I once held a piece of fossilised wood that was so perfectly preserved, I could still see the grain on its light brown surface. Heavy in my hand, it would have surely broken the teeth of any dog if it was thrown away for a game of catch. As my fingers stroked the gnarled surface of this ancient branch, I heard its secret whisper. It too had travelled on a long journey and had come to rest in surroundings that did not reflect its origins. From a dense forest where sunlight would warm it’s bark, this little branch broke off and was washed far out to sea. Sinking into the murky water, it would nestle in the mud amongst the decaying bodies of other sea creatures. Buried under layers of mud that were deposited over millions of years, it would eventually turn into stone. This fragment of the land would always be different to its surroundings, yet it would become assimilated into the greater story of the rock.
In my heart and mind, I can feel the weight of its loneliness but also its resilience. As a South Asian woman living in Dorset, I have often been the only brown face in a sea of white. Breaking away from the roots of my family, I would be swept along by the force of my ambition to pursue a career in the Earth Sciences. The undulating green hills of Dorset would become my resting place, providing me with the connection to nature I deeply needed. Over the years, the oppressive weight of isolation and loneliness bore down upon me like accumulating layers of rock. I felt my difference everyday; from the obvious stares or comments in the street to the curiosity about my name and identity. Relentlessly I carried on, but inside I could feel myself metamorphosing under the pressure and strain to adapt to the environment. A series of cataclysmic events intended to break me instead helped me to evolve. By claiming back my entitlement to belong, I knitted my rich diversity into the fabric of the landscape around me.
The rocks in the stark, grey cliffs remain as impassive as ever. Like poker faces, they hide a multitude of secrets and dare you to risk your time looking for a clue that will reveal their hand. I will gladly spend a lifetime looking for these secrets.
Dr. Anjana Khatwa is an award-winning Earth Scientist, presenter and an advocate for diversity in natural heritage spaces. She lives in Dorset, close to the Jurassic Coast, in a house filled with rocks and fossils.
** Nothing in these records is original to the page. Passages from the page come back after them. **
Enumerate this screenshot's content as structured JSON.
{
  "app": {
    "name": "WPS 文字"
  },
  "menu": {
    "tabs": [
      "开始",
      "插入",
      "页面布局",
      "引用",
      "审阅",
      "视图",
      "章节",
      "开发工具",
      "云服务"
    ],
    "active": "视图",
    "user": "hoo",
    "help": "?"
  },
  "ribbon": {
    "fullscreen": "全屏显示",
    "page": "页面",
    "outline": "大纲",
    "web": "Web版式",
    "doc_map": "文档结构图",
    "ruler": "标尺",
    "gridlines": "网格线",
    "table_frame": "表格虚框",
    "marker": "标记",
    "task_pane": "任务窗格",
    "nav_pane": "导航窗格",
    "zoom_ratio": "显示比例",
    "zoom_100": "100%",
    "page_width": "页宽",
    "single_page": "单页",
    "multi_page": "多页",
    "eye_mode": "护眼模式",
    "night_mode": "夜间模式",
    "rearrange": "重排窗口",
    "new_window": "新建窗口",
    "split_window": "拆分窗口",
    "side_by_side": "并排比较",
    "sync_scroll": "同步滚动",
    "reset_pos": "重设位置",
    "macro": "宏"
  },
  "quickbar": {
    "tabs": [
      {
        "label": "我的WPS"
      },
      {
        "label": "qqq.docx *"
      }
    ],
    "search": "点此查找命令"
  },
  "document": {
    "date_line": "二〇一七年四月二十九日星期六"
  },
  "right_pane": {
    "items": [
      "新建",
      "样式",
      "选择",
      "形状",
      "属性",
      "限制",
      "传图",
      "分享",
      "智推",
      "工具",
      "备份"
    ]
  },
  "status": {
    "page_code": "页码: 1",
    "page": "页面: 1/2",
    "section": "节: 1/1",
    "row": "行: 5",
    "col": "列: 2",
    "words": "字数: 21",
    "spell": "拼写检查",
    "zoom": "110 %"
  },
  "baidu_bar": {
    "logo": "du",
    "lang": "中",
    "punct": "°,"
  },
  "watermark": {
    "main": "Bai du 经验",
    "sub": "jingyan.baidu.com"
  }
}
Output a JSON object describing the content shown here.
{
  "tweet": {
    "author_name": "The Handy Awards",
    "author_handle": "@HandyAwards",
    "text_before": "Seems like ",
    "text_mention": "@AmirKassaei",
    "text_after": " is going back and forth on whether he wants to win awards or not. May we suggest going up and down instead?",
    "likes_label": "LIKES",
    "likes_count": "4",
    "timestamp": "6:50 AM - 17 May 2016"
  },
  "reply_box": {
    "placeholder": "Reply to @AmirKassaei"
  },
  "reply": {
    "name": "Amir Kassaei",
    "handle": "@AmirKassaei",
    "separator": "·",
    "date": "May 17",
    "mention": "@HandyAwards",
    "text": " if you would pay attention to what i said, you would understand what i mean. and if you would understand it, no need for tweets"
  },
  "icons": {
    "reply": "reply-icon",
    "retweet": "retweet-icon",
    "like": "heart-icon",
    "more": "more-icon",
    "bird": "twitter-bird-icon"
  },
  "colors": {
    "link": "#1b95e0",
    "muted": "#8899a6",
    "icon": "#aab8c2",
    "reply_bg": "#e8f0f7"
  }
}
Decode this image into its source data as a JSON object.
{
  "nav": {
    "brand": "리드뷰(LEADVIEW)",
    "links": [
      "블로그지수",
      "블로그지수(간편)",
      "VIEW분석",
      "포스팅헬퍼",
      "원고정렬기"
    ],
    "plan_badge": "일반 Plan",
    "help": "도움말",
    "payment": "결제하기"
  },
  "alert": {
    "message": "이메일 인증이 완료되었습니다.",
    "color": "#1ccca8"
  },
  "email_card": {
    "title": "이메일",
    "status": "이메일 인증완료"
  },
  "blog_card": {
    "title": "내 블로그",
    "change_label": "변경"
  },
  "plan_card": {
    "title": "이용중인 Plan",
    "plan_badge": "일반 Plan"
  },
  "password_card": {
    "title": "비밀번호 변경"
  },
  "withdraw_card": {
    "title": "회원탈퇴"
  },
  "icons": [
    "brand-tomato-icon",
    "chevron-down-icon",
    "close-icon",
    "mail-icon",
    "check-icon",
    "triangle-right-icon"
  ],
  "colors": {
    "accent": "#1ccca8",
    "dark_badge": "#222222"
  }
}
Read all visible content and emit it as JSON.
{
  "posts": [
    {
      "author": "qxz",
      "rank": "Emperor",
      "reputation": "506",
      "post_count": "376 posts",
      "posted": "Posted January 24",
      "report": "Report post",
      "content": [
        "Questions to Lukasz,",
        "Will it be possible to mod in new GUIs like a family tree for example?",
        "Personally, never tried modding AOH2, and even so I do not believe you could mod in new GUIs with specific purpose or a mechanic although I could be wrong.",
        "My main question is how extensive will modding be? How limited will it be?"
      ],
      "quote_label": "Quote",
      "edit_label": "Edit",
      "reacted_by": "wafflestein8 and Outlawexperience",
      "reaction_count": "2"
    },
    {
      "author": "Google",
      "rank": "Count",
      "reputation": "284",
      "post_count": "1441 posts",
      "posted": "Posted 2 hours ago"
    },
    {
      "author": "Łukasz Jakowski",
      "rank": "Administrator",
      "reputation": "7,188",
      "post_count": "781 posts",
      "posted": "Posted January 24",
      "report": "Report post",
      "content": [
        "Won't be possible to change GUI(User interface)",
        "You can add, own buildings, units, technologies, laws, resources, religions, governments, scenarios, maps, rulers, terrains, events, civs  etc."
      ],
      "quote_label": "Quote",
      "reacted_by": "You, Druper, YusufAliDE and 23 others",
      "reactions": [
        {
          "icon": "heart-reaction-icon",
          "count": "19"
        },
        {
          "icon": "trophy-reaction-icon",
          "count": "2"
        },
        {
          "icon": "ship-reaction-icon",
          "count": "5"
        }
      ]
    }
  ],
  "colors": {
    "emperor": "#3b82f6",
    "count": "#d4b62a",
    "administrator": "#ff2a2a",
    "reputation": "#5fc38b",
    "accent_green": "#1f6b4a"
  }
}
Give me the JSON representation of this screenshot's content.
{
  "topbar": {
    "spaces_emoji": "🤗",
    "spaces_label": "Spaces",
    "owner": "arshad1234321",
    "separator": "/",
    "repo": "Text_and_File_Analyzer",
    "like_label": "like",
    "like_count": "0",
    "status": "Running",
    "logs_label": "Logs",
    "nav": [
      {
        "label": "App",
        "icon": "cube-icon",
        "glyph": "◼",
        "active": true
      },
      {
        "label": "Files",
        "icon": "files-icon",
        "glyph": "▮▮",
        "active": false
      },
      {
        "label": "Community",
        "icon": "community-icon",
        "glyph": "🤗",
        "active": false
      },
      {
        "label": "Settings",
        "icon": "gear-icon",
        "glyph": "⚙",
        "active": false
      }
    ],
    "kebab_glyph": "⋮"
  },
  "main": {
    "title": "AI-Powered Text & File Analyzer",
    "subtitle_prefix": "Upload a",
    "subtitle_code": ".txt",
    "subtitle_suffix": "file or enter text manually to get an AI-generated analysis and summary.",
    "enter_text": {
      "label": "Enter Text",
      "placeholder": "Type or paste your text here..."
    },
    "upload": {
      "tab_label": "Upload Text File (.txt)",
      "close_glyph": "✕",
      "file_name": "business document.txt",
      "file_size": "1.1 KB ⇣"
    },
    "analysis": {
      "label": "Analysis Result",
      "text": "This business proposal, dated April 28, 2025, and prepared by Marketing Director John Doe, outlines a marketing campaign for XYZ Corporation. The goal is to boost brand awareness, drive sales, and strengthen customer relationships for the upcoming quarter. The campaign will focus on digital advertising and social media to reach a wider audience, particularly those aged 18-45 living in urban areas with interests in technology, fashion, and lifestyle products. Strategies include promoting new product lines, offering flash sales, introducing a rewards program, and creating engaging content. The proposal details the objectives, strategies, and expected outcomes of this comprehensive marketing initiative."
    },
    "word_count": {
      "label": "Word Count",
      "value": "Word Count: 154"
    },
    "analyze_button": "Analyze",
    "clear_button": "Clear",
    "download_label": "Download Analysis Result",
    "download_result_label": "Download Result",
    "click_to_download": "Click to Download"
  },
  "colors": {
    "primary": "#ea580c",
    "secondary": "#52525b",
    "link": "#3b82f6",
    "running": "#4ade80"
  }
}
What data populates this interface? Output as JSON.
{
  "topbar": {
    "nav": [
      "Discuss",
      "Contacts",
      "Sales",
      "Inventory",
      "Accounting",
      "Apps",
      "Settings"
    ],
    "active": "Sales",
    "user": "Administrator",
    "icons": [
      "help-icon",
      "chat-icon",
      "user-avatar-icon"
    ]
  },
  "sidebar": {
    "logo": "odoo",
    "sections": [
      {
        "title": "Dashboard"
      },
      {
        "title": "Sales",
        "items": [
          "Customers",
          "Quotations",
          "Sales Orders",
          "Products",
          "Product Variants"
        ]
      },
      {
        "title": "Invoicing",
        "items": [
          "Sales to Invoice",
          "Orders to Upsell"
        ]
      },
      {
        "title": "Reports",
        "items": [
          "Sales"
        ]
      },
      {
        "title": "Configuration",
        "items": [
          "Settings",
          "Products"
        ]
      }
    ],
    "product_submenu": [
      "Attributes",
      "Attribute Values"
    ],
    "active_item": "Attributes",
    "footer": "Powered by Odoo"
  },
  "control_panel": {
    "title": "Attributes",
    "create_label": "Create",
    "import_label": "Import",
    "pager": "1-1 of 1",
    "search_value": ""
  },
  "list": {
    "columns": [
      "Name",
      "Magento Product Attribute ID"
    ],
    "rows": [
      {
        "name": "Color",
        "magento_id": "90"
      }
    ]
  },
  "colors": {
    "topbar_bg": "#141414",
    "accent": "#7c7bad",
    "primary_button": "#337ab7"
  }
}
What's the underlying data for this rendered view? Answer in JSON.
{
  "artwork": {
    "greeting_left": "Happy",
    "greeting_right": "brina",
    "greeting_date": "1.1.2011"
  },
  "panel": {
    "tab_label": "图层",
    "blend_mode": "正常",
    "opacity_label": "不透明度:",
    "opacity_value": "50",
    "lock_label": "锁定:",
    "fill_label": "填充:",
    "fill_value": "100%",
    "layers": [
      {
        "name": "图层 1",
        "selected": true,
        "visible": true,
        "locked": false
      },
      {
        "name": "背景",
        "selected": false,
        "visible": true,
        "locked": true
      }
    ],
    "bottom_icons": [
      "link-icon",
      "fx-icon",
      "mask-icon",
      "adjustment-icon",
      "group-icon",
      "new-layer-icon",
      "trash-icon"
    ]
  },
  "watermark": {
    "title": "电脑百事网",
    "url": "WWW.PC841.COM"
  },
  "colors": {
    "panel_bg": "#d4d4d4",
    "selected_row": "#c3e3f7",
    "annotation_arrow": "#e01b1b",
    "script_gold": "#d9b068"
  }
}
She was longlisted for the Nan Shepherd Prize for The Rock Whisperer and won the National Diversity Award 2020 Positive Role Model Award for Race/Faith/Religion. Read more about her on her website or follow Anjana on Twitter.
The photograph at the head of this piece is by Rob Coombe.